On the even closer domestic front, I received a snapshot of my wife and daughter together with you. It was quite a good picture. I hope you all got along well and that all the feminine influence was not too much for you. I can imagine that your house must have keen a mad house with three grandchildren. I am most anxious to see my child, and had hoped it might be this Xmas but am afraid I am doomed to be disappointed. This will be my third Xmas without Ouida and my fourth away from home.
I was much disappointed to hear that my colt had been sold. I admit the unpracticability of keeping her but I would like to have kept her out of sentiment. If you will, please tell Leonard I should like to put in a reservation to buy her upon my return.
Judy and the boys escape was a miraculous one. That family certainly has a propensity for accidents, near accidents and diseases. Did not know about the paralysis scare. I hope it does not spread to Md.
You must be very tired of trying to read this. My pen ran away, but this is such a rare occasion I tried to make up for my neglect of the past. I hope none of this is objectionable to the censor. It shouldn’t be as it is all old stuff and has appeared in the papers. Best regards to everyone. Will try to drop J.V. III a line soon.
Major Richard Jamison
Washington County Free Library
James Vincent Jamison Jr. (J. Vincent) was a long time Washington County friend of Russell Hartle. He forwarded this letter to Hartle. It is from his second son, Richard Alvey Jamison. It tells of Richard's experiences watching the landing at D-Day and the slaughter that occurred there. Richard was later a Baltimore banker and headed the State Aviation Administration. His wife Louise was known as Ouida. The J.V.III referred to in the letter is his older brother, James Vincent Jamison, III.
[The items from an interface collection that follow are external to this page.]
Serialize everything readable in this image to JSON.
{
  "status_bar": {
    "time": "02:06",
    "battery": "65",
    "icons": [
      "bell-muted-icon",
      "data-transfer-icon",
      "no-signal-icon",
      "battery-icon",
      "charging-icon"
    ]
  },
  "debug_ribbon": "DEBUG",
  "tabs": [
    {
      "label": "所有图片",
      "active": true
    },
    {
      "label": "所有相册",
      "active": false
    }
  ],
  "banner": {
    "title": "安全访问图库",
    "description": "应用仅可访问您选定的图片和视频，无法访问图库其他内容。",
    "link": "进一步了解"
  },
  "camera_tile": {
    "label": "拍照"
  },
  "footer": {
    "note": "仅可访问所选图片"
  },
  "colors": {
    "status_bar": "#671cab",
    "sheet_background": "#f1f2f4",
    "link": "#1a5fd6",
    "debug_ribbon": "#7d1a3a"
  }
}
Western Maryland Room, Washington County Free Library
United States. Army, Biography; World War, 1939-1945, United States; Hartle, Russell P.